In his ninth column designed to give new Speech and Debate Coaches the lowdown on the world of coaching, Coach Rick Dorn writes about supply planning. In part two of his series on supplies, Coach Dorn outlines some of the miscellaneous supply planning that coaches should consider.
New Coaches 411 Column #9
Supply Planning Part Two: Miscellaneous Items
For most of us, it’s the beginning of summer! This is a good time to look back and consider how your year of coaching went. I like to also plan on supplies for the upcoming year.
We covered clothing considerations last month, so I will talk about other basic supplies I find that I need to replenish. For the beginning of a new school year, I like to start with replenishing our supply of pens, highlighters, legal pads, notecards, and other basic office supplies. Back to school sales are good places to look as the prices are usually cheaper than you will find later in the year. I also try to replace timers occasionally. I’ve used school budgets for this, and I’ve also used the funding platform of donorschoose.com. Be sure your school district allows those kind of crowdfunding platforms before you do it. School administrators get very nervous about generic Gofundme type fundraising that doesn’t clearly say where the money goes. The advantage of donorschoose is that you have to list exactly what you will be buying, and it is frequently funded by wealthy patrons from across the nation, so you aren’t just hitting up your local community people yet again. Always fill out the necessary fundraising requests for your district before doing any fundraising.
For other more expensive items, you will want to plan accordingly. Visual aid stands are necessary now, and those add up quickly. I used donorschoose to get some easels for my informative speakers, and getting two or three will cost more than you expect. Your debaters might like better briefcases or file boxes. The plastic ones break, so you will be replacing them often. When I started, we carried paper copies of every piece of evidence, so we had to put funds into carts and big tubs. Just be glad the old days of tubs of evidence on a cart has gone the way of the dodo bird.
That brings up the next major expense: laptops. No debater HAS to have them, but I guarantee your students would prefer to use them.
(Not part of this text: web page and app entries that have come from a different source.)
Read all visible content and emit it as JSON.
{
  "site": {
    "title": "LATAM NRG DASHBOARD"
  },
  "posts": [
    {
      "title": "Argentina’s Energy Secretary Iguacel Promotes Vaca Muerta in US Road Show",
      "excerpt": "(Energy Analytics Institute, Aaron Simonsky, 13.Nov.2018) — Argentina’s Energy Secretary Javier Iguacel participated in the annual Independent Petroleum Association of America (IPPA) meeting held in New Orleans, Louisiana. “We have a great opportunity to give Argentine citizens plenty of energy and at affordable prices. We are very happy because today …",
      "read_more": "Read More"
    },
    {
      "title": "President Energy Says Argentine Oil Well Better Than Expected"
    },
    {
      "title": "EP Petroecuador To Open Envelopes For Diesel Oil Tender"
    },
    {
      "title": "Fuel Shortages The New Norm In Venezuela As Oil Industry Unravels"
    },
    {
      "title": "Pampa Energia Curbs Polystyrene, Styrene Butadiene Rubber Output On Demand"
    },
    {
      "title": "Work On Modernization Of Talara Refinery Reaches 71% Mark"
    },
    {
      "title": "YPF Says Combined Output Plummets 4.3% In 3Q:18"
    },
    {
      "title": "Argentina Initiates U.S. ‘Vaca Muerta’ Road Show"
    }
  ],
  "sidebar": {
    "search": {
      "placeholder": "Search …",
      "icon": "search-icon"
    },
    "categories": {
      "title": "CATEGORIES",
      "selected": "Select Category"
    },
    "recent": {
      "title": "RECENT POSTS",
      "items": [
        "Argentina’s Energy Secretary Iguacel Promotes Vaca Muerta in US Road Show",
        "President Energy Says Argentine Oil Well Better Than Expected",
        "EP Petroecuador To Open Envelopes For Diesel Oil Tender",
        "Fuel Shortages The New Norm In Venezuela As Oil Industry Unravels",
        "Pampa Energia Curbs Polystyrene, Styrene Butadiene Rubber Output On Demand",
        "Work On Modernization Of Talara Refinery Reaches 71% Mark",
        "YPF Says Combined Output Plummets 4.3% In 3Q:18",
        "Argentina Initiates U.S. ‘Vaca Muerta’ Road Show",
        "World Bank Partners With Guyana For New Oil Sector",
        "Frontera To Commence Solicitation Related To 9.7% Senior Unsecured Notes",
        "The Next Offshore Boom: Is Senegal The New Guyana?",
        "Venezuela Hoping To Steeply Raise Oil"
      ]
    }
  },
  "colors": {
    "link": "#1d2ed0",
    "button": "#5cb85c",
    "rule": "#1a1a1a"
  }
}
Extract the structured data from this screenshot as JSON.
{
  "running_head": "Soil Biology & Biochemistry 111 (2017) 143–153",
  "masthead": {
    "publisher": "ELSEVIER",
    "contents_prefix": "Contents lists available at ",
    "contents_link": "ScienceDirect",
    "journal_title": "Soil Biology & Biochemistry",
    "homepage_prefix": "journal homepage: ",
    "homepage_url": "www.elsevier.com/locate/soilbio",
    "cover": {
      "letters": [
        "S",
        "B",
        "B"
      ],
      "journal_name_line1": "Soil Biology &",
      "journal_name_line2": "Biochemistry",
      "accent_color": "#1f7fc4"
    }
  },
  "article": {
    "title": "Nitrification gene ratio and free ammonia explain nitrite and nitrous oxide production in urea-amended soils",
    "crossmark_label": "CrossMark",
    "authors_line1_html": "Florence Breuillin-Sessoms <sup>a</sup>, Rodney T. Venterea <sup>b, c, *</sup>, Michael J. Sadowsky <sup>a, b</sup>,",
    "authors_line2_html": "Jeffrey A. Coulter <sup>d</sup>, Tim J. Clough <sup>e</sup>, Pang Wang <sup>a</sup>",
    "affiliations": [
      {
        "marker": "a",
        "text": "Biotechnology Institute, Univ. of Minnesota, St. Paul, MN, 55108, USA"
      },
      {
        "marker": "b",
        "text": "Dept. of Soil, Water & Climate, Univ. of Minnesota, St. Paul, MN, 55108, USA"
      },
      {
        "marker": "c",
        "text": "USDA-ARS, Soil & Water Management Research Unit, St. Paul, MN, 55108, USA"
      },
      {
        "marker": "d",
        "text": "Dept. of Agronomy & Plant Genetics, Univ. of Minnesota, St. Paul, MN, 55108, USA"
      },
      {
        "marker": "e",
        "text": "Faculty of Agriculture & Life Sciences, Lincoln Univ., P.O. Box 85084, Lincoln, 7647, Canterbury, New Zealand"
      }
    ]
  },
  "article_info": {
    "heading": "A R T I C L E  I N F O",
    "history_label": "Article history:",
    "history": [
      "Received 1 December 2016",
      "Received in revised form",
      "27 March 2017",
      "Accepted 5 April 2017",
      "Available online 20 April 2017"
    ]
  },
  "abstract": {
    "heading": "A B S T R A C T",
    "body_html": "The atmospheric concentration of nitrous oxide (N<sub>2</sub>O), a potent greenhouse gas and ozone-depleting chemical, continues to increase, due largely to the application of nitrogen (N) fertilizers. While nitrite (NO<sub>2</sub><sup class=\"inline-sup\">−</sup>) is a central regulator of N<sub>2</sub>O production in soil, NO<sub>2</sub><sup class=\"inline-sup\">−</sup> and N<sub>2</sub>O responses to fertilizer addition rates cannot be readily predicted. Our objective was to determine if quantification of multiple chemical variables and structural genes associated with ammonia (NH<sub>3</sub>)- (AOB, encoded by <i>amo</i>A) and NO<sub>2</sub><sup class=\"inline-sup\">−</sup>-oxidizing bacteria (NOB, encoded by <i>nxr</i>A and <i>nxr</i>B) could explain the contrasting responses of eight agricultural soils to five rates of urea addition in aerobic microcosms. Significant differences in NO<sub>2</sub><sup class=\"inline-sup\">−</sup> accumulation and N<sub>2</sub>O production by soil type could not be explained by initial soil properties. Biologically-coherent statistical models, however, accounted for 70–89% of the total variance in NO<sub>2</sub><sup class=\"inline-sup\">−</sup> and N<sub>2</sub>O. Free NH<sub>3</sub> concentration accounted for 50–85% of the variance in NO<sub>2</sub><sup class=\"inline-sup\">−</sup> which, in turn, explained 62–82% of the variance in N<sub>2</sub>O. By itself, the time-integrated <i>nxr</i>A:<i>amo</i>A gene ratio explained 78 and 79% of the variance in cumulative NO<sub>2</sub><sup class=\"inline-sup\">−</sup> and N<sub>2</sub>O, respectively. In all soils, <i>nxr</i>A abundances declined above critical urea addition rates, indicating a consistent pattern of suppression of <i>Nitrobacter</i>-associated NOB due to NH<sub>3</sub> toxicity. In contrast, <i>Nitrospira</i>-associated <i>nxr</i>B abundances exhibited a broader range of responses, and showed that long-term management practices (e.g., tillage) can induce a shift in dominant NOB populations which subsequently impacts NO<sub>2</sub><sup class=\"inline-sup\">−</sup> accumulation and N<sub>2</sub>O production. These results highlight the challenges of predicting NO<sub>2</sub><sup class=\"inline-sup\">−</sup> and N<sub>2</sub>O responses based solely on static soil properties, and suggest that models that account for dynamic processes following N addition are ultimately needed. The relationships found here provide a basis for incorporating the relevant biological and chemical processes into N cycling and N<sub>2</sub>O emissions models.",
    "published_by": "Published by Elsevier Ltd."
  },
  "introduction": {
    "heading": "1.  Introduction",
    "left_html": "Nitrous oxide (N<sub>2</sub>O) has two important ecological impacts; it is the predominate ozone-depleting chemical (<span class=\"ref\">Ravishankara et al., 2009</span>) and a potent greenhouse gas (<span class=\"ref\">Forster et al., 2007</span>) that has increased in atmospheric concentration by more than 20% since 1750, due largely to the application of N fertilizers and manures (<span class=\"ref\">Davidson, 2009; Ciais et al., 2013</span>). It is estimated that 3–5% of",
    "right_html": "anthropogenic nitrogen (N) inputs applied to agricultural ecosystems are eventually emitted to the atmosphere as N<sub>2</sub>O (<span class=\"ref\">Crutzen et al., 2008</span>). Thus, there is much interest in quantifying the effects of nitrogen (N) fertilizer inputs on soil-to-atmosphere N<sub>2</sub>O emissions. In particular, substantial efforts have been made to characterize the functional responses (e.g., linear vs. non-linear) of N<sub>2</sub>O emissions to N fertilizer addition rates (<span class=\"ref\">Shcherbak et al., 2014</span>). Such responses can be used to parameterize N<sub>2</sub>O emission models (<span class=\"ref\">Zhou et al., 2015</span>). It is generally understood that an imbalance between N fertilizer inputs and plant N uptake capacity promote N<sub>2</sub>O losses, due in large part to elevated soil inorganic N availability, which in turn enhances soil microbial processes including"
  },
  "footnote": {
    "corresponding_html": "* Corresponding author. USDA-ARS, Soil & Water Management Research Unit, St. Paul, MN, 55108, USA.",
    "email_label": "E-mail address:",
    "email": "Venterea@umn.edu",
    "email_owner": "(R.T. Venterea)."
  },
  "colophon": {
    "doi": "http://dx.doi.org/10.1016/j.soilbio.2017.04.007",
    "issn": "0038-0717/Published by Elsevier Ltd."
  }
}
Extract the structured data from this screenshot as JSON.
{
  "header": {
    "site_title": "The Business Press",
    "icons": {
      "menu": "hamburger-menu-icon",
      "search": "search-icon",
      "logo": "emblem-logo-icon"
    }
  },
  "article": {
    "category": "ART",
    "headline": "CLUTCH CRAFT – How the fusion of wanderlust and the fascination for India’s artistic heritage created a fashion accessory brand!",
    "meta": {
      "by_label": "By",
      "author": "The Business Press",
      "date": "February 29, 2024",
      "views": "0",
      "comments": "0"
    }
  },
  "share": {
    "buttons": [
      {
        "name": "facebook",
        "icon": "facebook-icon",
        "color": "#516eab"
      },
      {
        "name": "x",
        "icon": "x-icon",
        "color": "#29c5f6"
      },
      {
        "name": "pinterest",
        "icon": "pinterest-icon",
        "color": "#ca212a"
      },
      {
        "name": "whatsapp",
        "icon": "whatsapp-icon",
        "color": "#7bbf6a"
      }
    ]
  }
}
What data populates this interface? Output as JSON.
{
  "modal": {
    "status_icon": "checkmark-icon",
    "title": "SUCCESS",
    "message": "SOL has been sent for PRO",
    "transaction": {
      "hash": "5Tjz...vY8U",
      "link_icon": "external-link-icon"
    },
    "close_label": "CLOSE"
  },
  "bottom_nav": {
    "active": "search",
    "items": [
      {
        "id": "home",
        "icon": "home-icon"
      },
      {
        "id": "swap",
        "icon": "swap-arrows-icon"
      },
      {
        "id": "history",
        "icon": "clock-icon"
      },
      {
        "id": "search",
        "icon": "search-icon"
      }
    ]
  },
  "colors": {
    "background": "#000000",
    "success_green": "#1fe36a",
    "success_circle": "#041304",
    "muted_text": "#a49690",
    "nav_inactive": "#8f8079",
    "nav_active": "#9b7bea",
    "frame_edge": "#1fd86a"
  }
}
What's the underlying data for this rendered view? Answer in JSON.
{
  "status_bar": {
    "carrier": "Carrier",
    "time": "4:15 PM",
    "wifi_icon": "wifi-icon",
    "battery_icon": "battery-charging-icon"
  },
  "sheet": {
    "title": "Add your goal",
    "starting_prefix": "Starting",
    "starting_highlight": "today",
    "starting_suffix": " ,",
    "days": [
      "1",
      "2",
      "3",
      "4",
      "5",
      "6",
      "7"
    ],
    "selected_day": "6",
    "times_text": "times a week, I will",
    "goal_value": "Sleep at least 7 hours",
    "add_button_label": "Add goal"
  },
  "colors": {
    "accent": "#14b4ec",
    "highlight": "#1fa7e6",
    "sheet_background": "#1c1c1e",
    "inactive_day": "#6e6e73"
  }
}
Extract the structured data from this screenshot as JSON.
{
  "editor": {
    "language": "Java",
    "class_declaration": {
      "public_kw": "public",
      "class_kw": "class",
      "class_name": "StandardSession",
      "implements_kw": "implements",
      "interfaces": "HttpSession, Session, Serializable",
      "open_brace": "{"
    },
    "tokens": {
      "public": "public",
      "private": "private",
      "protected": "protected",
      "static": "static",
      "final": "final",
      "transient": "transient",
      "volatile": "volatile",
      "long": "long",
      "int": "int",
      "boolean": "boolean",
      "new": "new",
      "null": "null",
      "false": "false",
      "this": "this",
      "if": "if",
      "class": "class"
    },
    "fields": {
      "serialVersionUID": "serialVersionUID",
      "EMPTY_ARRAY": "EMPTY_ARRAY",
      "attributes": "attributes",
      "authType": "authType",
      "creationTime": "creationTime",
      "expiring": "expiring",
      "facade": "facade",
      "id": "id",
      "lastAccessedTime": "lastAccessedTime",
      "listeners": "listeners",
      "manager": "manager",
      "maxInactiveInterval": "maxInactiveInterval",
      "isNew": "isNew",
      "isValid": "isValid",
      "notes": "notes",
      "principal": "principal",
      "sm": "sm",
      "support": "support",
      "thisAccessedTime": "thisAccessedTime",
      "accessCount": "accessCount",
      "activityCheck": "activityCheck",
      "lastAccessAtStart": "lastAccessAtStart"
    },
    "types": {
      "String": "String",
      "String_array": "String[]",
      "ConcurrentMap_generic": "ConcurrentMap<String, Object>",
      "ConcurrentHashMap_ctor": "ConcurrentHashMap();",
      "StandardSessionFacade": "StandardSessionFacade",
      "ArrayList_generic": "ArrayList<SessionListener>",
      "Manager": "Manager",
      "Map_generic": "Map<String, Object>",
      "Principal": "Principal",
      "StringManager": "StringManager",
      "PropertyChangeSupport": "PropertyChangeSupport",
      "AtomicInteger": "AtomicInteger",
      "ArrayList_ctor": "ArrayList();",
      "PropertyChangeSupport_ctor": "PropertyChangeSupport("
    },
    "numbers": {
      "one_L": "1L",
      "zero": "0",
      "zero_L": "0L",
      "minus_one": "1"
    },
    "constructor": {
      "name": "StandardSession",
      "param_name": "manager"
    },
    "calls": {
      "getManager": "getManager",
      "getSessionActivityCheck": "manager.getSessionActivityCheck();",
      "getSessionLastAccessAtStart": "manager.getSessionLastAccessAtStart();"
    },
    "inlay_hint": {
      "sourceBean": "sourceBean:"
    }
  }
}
I have reached out to my technology department to get old devices to use. We now have one to one devices, so it’s become a much easier thing to get for us. Even older devices that are being replaced might work to keep a student equipped. My varsity debaters start finding ways to get their own, but you never want a student to quit because of a lack of equipment. Chromebooks are definitely cheaper if you need to save money on devices.
Extemporaneous speaking has a few unique needs. In the old days, we subscribed to numerous magazines and newspapers and spent hours each week cutting out articles and filing them to take with us. Again, tubs and dollies were needed. A few years ago, a new extension was created called Extemp Genie. Using it, we could download every article in a time period to a chromebook or laptop to be accessed offline. It was much cheaper, and much less time consuming. I will keep buying it for now because of the ease of finding useful articles during extemp prep time. With the recent NSDA rule changes, you could theoretically skip all purchases after the laptop, because use of the internet is now allowed. It does mean that your students will have to learn how to search online for quality materials in a timely manner. Also, many quality news websites have a pay for access rule which could add up. The rule change does still require that speeches be original and not prewritten, so the ethical ramifications are to be considered. If you have students who will struggle with wanting to take the easy way out, then I’d stick to the Extemp Genie plan. The website is www.extempgenie.com, and the cost is around $30 per device for the year.
Other supplies you may decide to invest in would include things like laptop stands, coolers, microwaves, etc. Debate meets are long, and many schools don’t help with the cost of food, so some schools bring supplies to feed kids. I started doing it this year for certain meets, and I was lucky enough to have parents volunteer to donate lunchmeat, bread, etc. Again, the bottom line is don’t let a student stop competing because of cost.
One more major cost to consider: if you have debaters (LD, CX, PF, etc.) on your team, it is a huge help to have access to online sites that provide case studies and evidence to help them build their cases. This can be a big expense, but I’d argue it’s worth it. If you are struggling financially, you can use websites such as debatecoaches.org and speechanddebate.org (and of course www.oneclapspeechanddebate.com) to get you started. Unfortunately, those are the first websites teams will check, which is why many teams have memberships to different evidence sites, such as Baylor Briefs, Squirrel Killers, West Coast Debate, etc.
If you think of other supplies I should mention, please drop me a line. I hope you have a wonderful, restful summer, and if you had students qualify for nationals, I hope you enjoy the experience.
If you have any questions or topics you would like explored, please email me at email@example.com.
See you in Kentucky!
Worland High School
Biography: Rick Dorn is a two diamond coach who has been teaching some kind of speech or theatre since 1992. He has been named Wyoming 3A Coach of the Year twice and has coached numerous students to national competition.